To make connections easier, with the opening of the aquarium, an electric-powered shuttle was added, but it was there to do more than provide transportation. For a city maligned as the most polluted in the nation, the shuttle became a symbol of a commitment to more environmentally sensitive policies. The shuttle eliminates an estimated 130,000 pounds of diesel particulates.
Today, Chattanooga bears little resemblance to the sad city that we knew a couple of decades ago. Back then, all of its stories were about the ones that got away – how Coca-Cola started there but left for Atlanta and how the New York Times Company began but left for the Big Apple.
Good News, Bad News
The good news is that these companies, plus steel and chemicals, created wealth that’s found now in foundations that have invested in the waterfront improvements. There are always serious bumps in the road (including election of a new mayor who campaigned as an anti-urban design candidate and whose rhetoric bordered on anti-intellectualism), but that is the nature of city development in general.
The truth is that there are no magic answers that can be transplanted from city to city. The truth is that by the time that something’s called a best practice, it no longer is. The truth is that Memphis needs to quit chasing the last, greatest answer to its problems.
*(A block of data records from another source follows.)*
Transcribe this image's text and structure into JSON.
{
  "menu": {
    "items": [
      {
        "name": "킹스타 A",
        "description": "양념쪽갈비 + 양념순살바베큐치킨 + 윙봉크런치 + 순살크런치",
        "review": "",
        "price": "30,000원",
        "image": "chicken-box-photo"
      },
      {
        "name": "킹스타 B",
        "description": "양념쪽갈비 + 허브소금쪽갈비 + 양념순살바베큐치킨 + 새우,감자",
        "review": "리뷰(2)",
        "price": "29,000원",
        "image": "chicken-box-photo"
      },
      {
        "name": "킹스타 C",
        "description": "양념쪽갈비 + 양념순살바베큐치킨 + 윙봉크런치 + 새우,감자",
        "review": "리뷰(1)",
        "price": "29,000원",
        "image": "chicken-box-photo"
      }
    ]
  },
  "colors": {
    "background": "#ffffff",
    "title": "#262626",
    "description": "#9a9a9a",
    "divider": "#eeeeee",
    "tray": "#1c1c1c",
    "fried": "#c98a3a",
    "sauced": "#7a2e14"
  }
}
That said, there are few things as instructive as taking the lessons that come from cities that have faced similar challenges, and one of these is 330 miles away in Chattanooga.